“We believe that Apple has successfully carved out a new category of mobile devices between the smartphone and the laptop,” Piper Jaffray analyst Gene Munster told investors Monday. That feat was accomplished “apparently without cannibalizing its own iPhone and Mac sales,” he added.
Although 78 percent of the iPad buyers Munster interviewed Saturday said they had not considered another gadget, 10 percent had thought about purchasing a Kindle, while 6 percent were thinking of buying a netbook. When it came to buying an iPad or another Apple product, there was only a 1 percent chance an iPad buyer had previously thought of buying an iPhone or an iPod touch.
The survey also revealed those in line to purchase an iPad were already Apple faithful. Nearly three-fourths of iPad buyers already owned a Mac, versus 26 percent who owned a PC. More than 60 percent of iPad buyers also owned an iPhone.

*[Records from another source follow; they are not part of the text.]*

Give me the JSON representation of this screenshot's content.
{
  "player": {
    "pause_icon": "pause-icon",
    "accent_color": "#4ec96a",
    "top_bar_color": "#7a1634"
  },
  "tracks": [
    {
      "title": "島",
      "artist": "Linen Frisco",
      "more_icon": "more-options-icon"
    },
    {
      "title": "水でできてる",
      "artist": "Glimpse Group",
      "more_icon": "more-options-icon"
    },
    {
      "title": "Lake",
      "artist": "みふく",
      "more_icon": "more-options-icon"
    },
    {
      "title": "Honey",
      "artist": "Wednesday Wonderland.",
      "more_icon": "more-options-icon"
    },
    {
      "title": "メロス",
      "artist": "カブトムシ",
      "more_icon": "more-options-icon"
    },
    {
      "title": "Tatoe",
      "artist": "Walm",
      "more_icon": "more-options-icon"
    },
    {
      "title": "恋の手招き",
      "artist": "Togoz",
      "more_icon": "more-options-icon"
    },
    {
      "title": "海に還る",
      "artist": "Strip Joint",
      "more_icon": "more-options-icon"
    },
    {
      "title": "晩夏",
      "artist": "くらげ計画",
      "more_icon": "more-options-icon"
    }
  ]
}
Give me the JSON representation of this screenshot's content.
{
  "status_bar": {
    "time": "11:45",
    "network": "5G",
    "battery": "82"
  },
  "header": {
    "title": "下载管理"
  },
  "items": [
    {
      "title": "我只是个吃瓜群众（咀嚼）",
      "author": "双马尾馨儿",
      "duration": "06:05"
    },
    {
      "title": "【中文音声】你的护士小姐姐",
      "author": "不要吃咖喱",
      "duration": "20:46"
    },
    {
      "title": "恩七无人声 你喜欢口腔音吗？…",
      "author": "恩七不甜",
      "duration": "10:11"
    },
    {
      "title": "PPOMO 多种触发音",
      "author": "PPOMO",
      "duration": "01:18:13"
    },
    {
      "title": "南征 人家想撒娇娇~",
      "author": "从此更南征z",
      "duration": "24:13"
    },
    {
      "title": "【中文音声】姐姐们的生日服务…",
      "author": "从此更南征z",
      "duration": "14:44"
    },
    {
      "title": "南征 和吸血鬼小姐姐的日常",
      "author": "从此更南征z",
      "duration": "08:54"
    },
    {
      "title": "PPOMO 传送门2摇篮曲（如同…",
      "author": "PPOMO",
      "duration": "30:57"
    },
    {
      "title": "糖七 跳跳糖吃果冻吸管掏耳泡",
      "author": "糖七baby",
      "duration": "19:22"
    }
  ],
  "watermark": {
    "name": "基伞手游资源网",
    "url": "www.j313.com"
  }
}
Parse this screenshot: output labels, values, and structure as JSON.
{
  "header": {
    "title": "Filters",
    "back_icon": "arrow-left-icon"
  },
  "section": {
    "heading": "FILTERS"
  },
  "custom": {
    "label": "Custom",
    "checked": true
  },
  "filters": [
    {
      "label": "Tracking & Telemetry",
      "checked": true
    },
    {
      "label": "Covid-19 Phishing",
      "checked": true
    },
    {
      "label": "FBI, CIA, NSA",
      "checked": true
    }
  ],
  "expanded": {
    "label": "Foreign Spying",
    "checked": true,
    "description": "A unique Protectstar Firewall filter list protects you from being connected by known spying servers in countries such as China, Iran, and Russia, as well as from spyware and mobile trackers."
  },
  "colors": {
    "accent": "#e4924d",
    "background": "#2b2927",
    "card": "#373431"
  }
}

However, just 4 percent of Mac owners said the iPad would replace their Apple computer, and a tiny fraction – 1 percent – of iPhone owners see the iPad as an alternative to the iconic handset.
As a result of judging the crowds waiting to snap up an iPad this weekend, Munster more than doubled his projected iPad sales for calendar 2010 to 5.6 million, up from a previous 2.7 million.